After a tragic accident in Athens in the early hours of Saturday (January 30), Sophie died at the age of 34. “True to her spirituality,” her publicity company Modern Matters wrote in a statement, “she had climbed up to watch the full moon and accidentally slipped and fell.” Reading this felt as surreal and jarring as hearing her music for the first time. It sent waves through the industry, with fans and collaborators weighing in on social media to express their shock and condolences. FKA Twigs described Sophie as “a star of our generation,” while Finneas wrote that he found himself “so consistently inspired by her and in awe of her production.” I looked back at my interview transcript after waking up to the news. “This medium, your physical self,” I remember her telling me, “your relationship with it can change.” I wondered if this was just another transition — what bearing could the human form have on a spirit who has already mastered it?

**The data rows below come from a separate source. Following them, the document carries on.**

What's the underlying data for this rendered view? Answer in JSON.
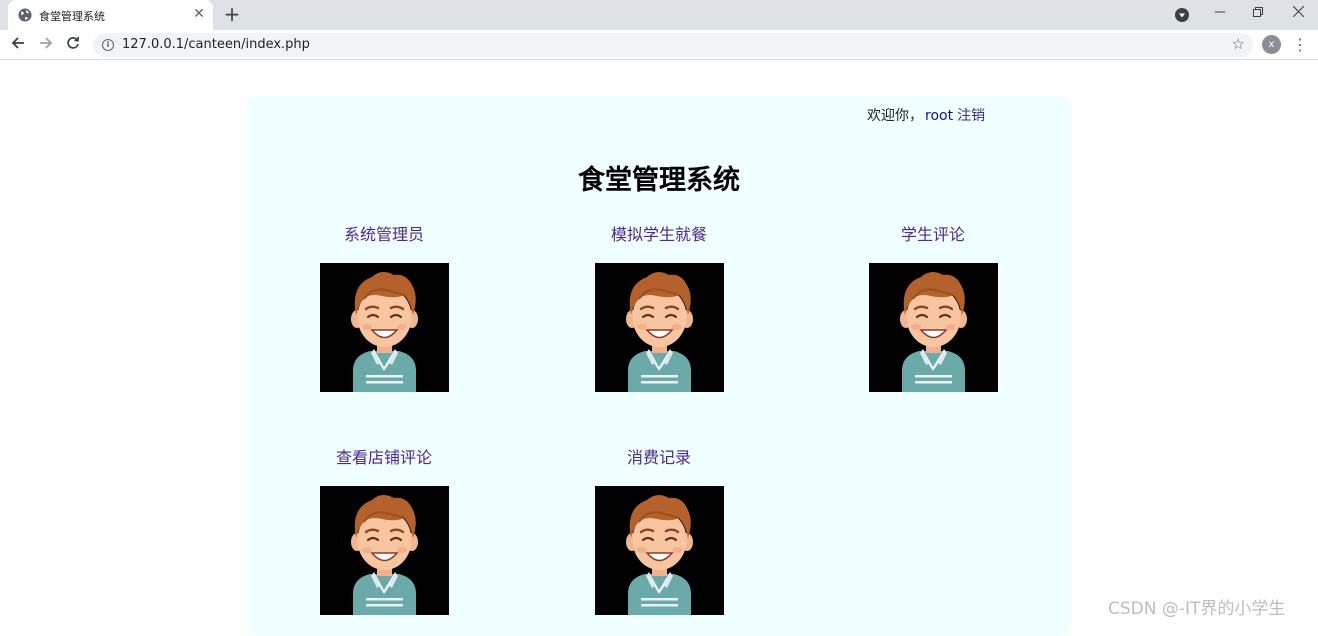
{
  "browser": {
    "tab_title": "食堂管理系统",
    "tab_close": "✕",
    "new_tab": "+",
    "url": "127.0.0.1/canteen/index.php",
    "profile_initial": "x",
    "icons": [
      "globe-icon",
      "close-icon",
      "plus-icon",
      "back-icon",
      "forward-icon",
      "reload-icon",
      "info-icon",
      "star-icon",
      "menu-icon",
      "minimize-icon",
      "restore-icon",
      "window-close-icon",
      "media-icon"
    ]
  },
  "header": {
    "welcome": "欢迎你，",
    "username": "root",
    "logout": "注销"
  },
  "page": {
    "title": "食堂管理系统"
  },
  "menu": [
    {
      "label": "系统管理员"
    },
    {
      "label": "模拟学生就餐"
    },
    {
      "label": "学生评论"
    },
    {
      "label": "查看店铺评论"
    },
    {
      "label": "消费记录"
    }
  ],
  "watermark": "CSDN @-IT界的小学生",
  "colors": {
    "panel_bg": "#f0ffff",
    "link": "#4b2a8c",
    "username": "#1a0dab"
  }
}
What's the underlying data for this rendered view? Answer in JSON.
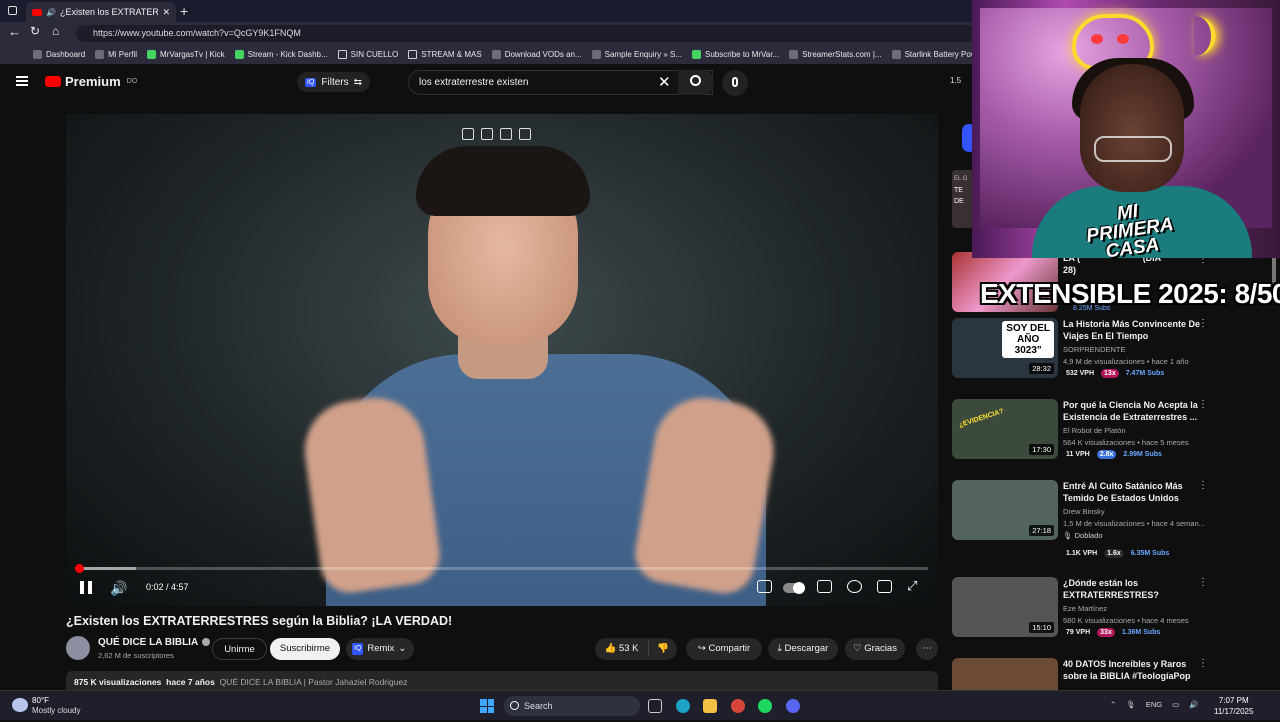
{
  "browser": {
    "tab_title": "¿Existen los EXTRATERRESTRES",
    "new_tab": "+",
    "url": "https://www.youtube.com/watch?v=QcGY9K1FNQM",
    "bookmarks": [
      {
        "label": "Dashboard",
        "icon": "bookmark-icon"
      },
      {
        "label": "Mi Perfil",
        "icon": "bookmark-icon"
      },
      {
        "label": "MrVargasTv | Kick",
        "icon": "kick-icon"
      },
      {
        "label": "Stream - Kick Dashb...",
        "icon": "kick-icon"
      },
      {
        "label": "SIN CUELLO",
        "icon": "folder-icon"
      },
      {
        "label": "STREAM & MAS",
        "icon": "folder-icon"
      },
      {
        "label": "Download VODs an...",
        "icon": "bookmark-icon"
      },
      {
        "label": "Sample Enquiry » S...",
        "icon": "globe-icon"
      },
      {
        "label": "Subscribe to MrVar...",
        "icon": "kick-icon"
      },
      {
        "label": "StreamerStats.com |...",
        "icon": "bookmark-icon"
      },
      {
        "label": "Starlink Battery Pow...",
        "icon": "bookmark-icon"
      }
    ]
  },
  "masthead": {
    "logo": "Premium",
    "logo_badge": "DO",
    "filters_badge": "IQ",
    "filters_label": "Filters",
    "search_value": "los extraterrestre existen",
    "clear": "✕",
    "right_clip": "1.5"
  },
  "player": {
    "timecode": "0:02 / 4:57",
    "progress_fraction": 0.007,
    "buffer_fraction": 0.07
  },
  "video": {
    "title": "¿Existen los EXTRATERRESTRES según la Biblia? ¡LA VERDAD!",
    "channel": "QUÉ DICE LA BIBLIA",
    "subscribers": "2,62 M de suscriptores",
    "join": "Unirme",
    "subscribe": "Suscribirme",
    "remix_badge": "IQ",
    "remix": "Remix",
    "likes": "53 K",
    "share": "Compartir",
    "download": "Descargar",
    "thanks": "Gracias",
    "views": "875 K visualizaciones",
    "age": "hace 7 años",
    "description": "QUÉ DICE LA BIBLIA | Pastor Jahaziel Rodriguez"
  },
  "sidebar": {
    "partial_title_line1": "LA (",
    "partial_title_line1_end": "(DIA",
    "partial_title_line2": "28)",
    "partial_thumb_text": "TE DE",
    "partial_thumb_label": "EL G",
    "partial_subs": "8.25M Subs",
    "items": [
      {
        "title": "La Historia Más Convincente De Viajes En El Tiempo",
        "channel": "SORPRENDENTE",
        "views": "4,9 M de visualizaciones • hace 1 año",
        "duration": "28:32",
        "vph": "532 VPH",
        "mult": "13x",
        "subs": "7.47M Subs",
        "thumb_color": "#2a3540",
        "mult_color": "#b3165a"
      },
      {
        "title": "Por qué la Ciencia No Acepta la Existencia de Extraterrestres ...",
        "channel": "El Robot de Platón",
        "views": "564 K visualizaciones • hace 5 meses",
        "duration": "17:30",
        "vph": "11 VPH",
        "mult": "2.8x",
        "subs": "2.99M Subs",
        "thumb_color": "#3b4a3a",
        "mult_color": "#3d6fd8"
      },
      {
        "title": "Entré Al Culto Satánico Más Temido De Estados Unidos",
        "channel": "Drew Binsky",
        "views": "1,5 M de visualizaciones • hace 4 seman...",
        "duration": "27:18",
        "dubbed": "Doblado",
        "vph": "1.1K VPH",
        "mult": "1.6x",
        "subs": "6.35M Subs",
        "thumb_color": "#53645e",
        "mult_color": "#272727"
      },
      {
        "title": "¿Dónde están los EXTRATERRESTRES?",
        "channel": "Eze Martínez",
        "views": "580 K visualizaciones • hace 4 meses",
        "duration": "15:10",
        "vph": "79 VPH",
        "mult": "33x",
        "subs": "1.36M Subs",
        "thumb_color": "#555",
        "mult_color": "#b3165a"
      },
      {
        "title": "40 DATOS Increíbles y Raros sobre la BIBLIA #TeologíaPop",
        "channel": "",
        "views": "",
        "duration": "",
        "vph": "",
        "mult": "",
        "subs": "",
        "thumb_color": "#6b4b35",
        "mult_color": "#272727"
      }
    ]
  },
  "thumb_text": {
    "soy_del": "SOY DEL",
    "ano": "AÑO",
    "year": "3023\"",
    "evidencia": "¿EVIDENCIA?"
  },
  "stream_overlay": {
    "sign": "MI PRIMERA CASA",
    "goal": "EXTENSIBLE 2025: 8/50"
  },
  "taskbar": {
    "temp": "80°F",
    "weather": "Mostly cloudy",
    "search": "Search",
    "lang": "ENG",
    "time": "7:07 PM",
    "date": "11/17/2025"
  },
  "colors": {
    "youtube_red": "#ff0000",
    "accent_blue": "#3355ff"
  }
}
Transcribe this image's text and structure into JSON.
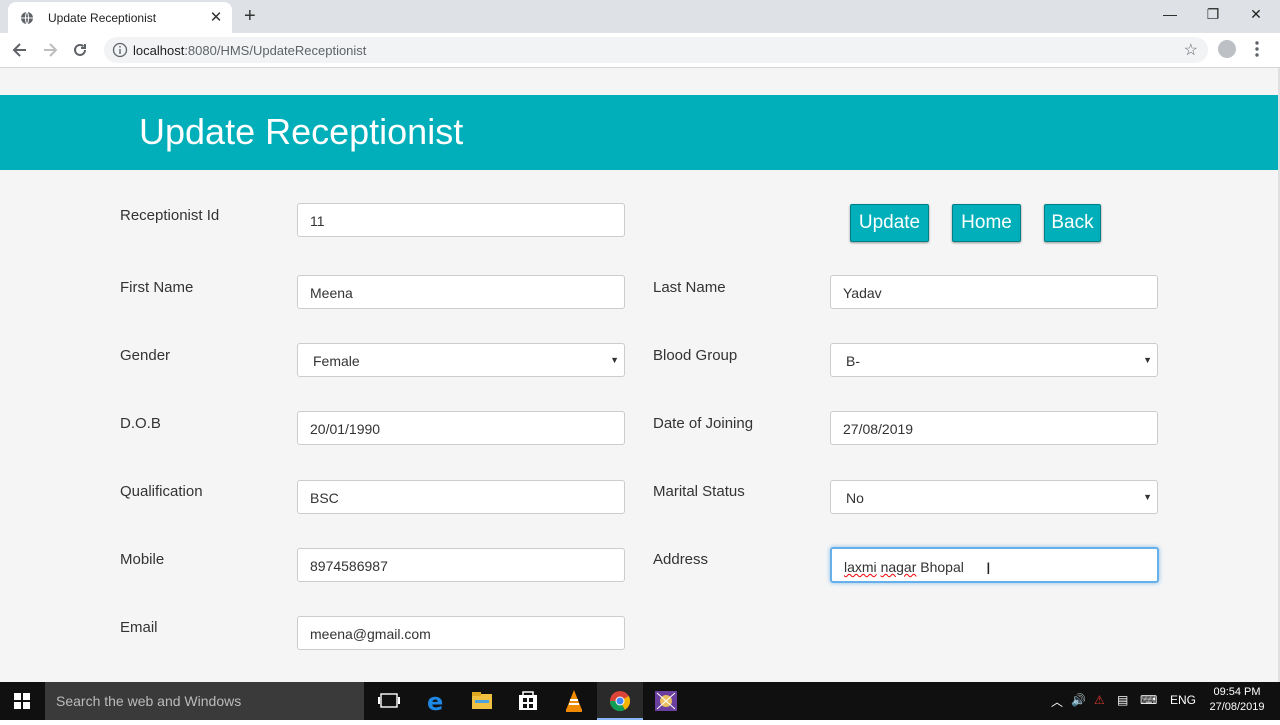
{
  "browser": {
    "tab_title": "Update Receptionist",
    "new_tab": "+",
    "url_host": "localhost",
    "url_path": ":8080/HMS/UpdateReceptionist"
  },
  "page": {
    "title": "Update Receptionist",
    "buttons": {
      "update": "Update",
      "home": "Home",
      "back": "Back"
    },
    "fields": {
      "receptionist_id": {
        "label": "Receptionist Id",
        "value": "11"
      },
      "first_name": {
        "label": "First Name",
        "value": "Meena"
      },
      "last_name": {
        "label": "Last Name",
        "value": "Yadav"
      },
      "gender": {
        "label": "Gender",
        "value": "Female"
      },
      "blood_group": {
        "label": "Blood Group",
        "value": "B-"
      },
      "dob": {
        "label": "D.O.B",
        "value": "20/01/1990"
      },
      "date_of_joining": {
        "label": "Date of Joining",
        "value": "27/08/2019"
      },
      "qualification": {
        "label": "Qualification",
        "value": "BSC"
      },
      "marital_status": {
        "label": "Marital Status",
        "value": "No"
      },
      "mobile": {
        "label": "Mobile",
        "value": "8974586987"
      },
      "address": {
        "label": "Address",
        "value_part1": "laxmi",
        "value_part2": "nagar",
        "value_part3": "Bhopal"
      },
      "email": {
        "label": "Email",
        "value": "meena@gmail.com"
      }
    }
  },
  "taskbar": {
    "search_placeholder": "Search the web and Windows",
    "language": "ENG",
    "time": "09:54 PM",
    "date": "27/08/2019"
  },
  "colors": {
    "accent": "#00afb9",
    "focus": "#66afe9"
  }
}
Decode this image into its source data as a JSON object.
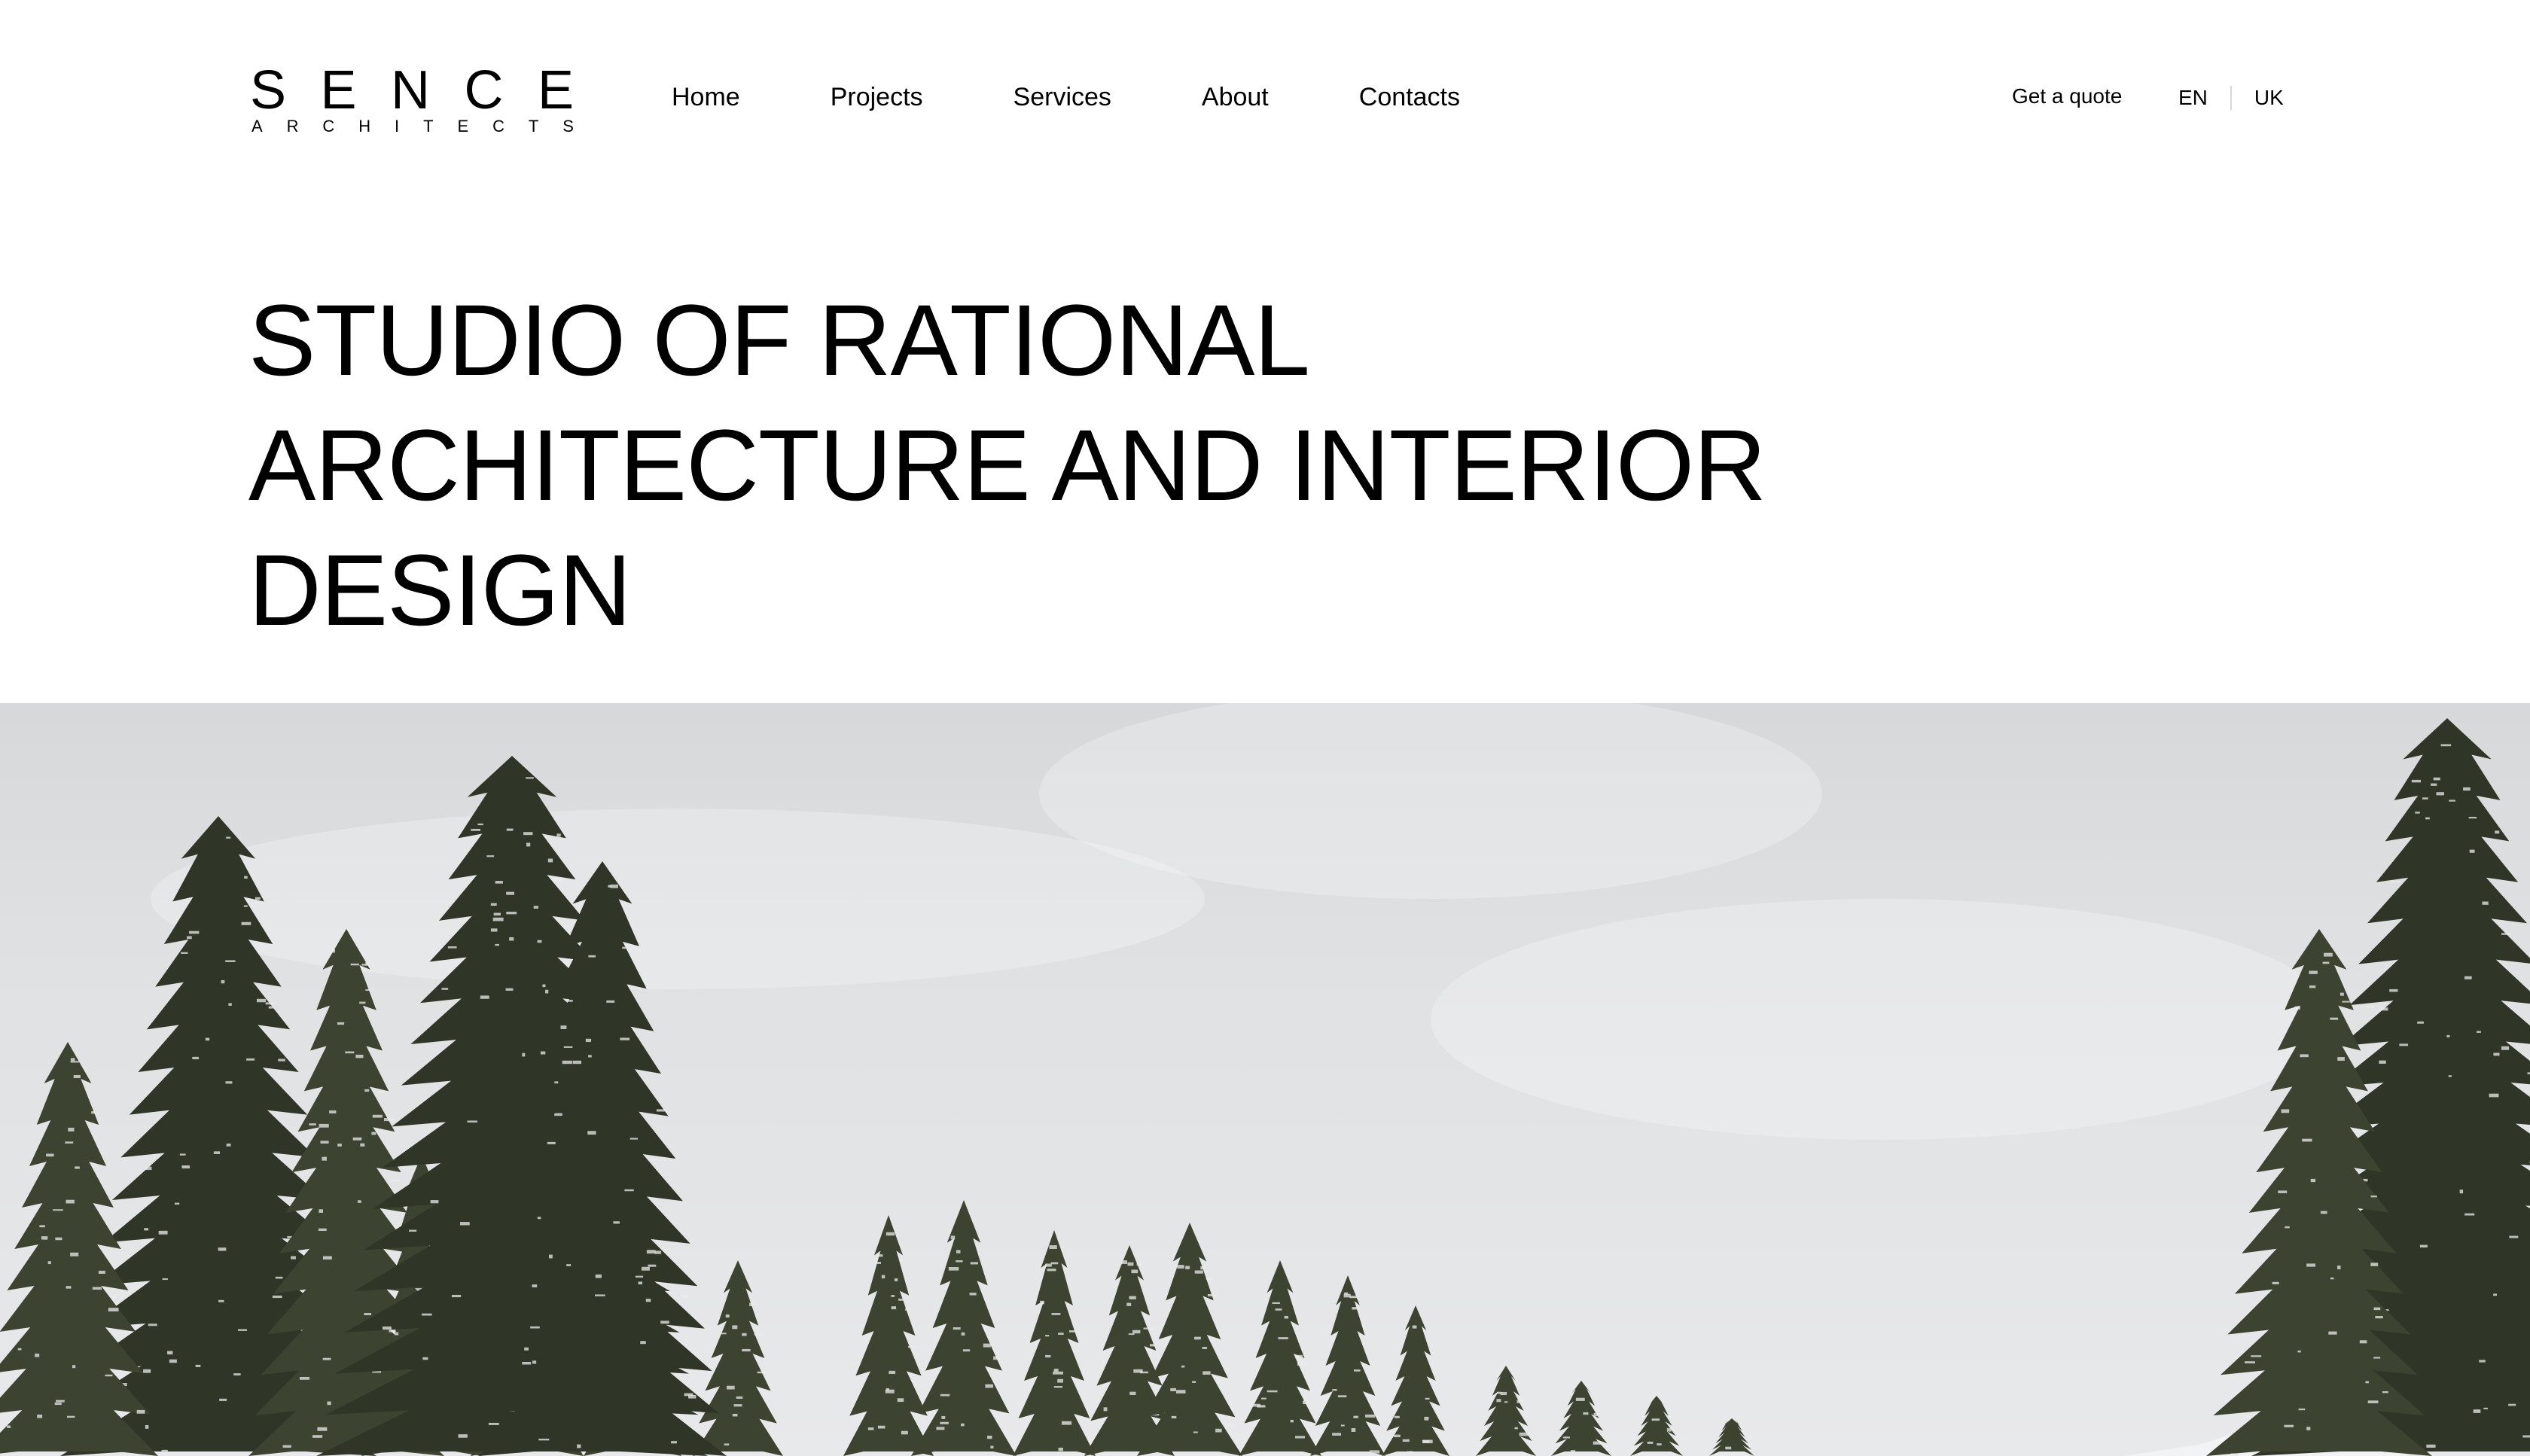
{
  "brand": {
    "name": "SENCE",
    "tagline": "ARCHITECTS"
  },
  "nav": {
    "items": [
      {
        "label": "Home"
      },
      {
        "label": "Projects"
      },
      {
        "label": "Services"
      },
      {
        "label": "About"
      },
      {
        "label": "Contacts"
      }
    ]
  },
  "header_actions": {
    "quote_label": "Get a quote",
    "languages": [
      "EN",
      "UK"
    ]
  },
  "hero": {
    "headline_lines": [
      "STUDIO OF RATIONAL",
      "ARCHITECTURE AND INTERIOR",
      "DESIGN"
    ],
    "image_alt": "snowy-pine-forest-photo"
  },
  "colors": {
    "background": "#ffffff",
    "text": "#000000",
    "sky": "#dfe1e3",
    "tree_dark": "#2f3527",
    "tree_mid": "#3c4330",
    "snow": "#e9ebe9"
  }
}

What cannot be changed nor overstated is the immensity of Sophie’s impact on contemporary pop. She began to reveal her extreme, bubblegum interpretation of electronic music via the mysterious label Numbers in the early 2010s, during the peak of the dubstep era. But in just a few years, her production would shape the sound of the biggest artists in the world: from the revving on Charli XCX’s “Vroom Vroom” to Madonna and Nicki Minaj’s zippy collaboration, “Bitch I’m Madonna.” Her early work with A.G. Cook and the influential London collective PC Music eventually gave rise to an entirely new genre. What we now know as “hyperpop” — an umbrella for the transgressive maximalism of artists like 100 gecs, Rina Sawayama, and Dorian Electra — is a direct descendant of Sophie’s pioneering vision.
Less than a week prior to the accident, uploaded to Sophie’s YouTube account was a pared-back version of the track “Bipp” by the British duo Autechre, who were major inspirations to the producer and the only artists she would allow to remix her work. The quiet drop of the heavy, pulsating song “Unisil” followed suit a few days later. Maybe Sophie was finally ready to release some of the work she tested at Brooklyn Steel those years ago, though that cannot be known. It's difficult, too, to truly grasp the magnitude of her influence, which will undoubtedly shape the way music sounds and feels for years to come. Sophie once described her music as “advertising,” by which she meant that pop was the greatest communication tool of all, able to reach anyone, in any place, without words. Her art pushed the boundaries of industry and genre, blurring the barriers between artificiality and reality along the way. It captured all the power and potential and pain of self-making: “I'm real when I shop my face," she sang. And to me, it sounded like the future.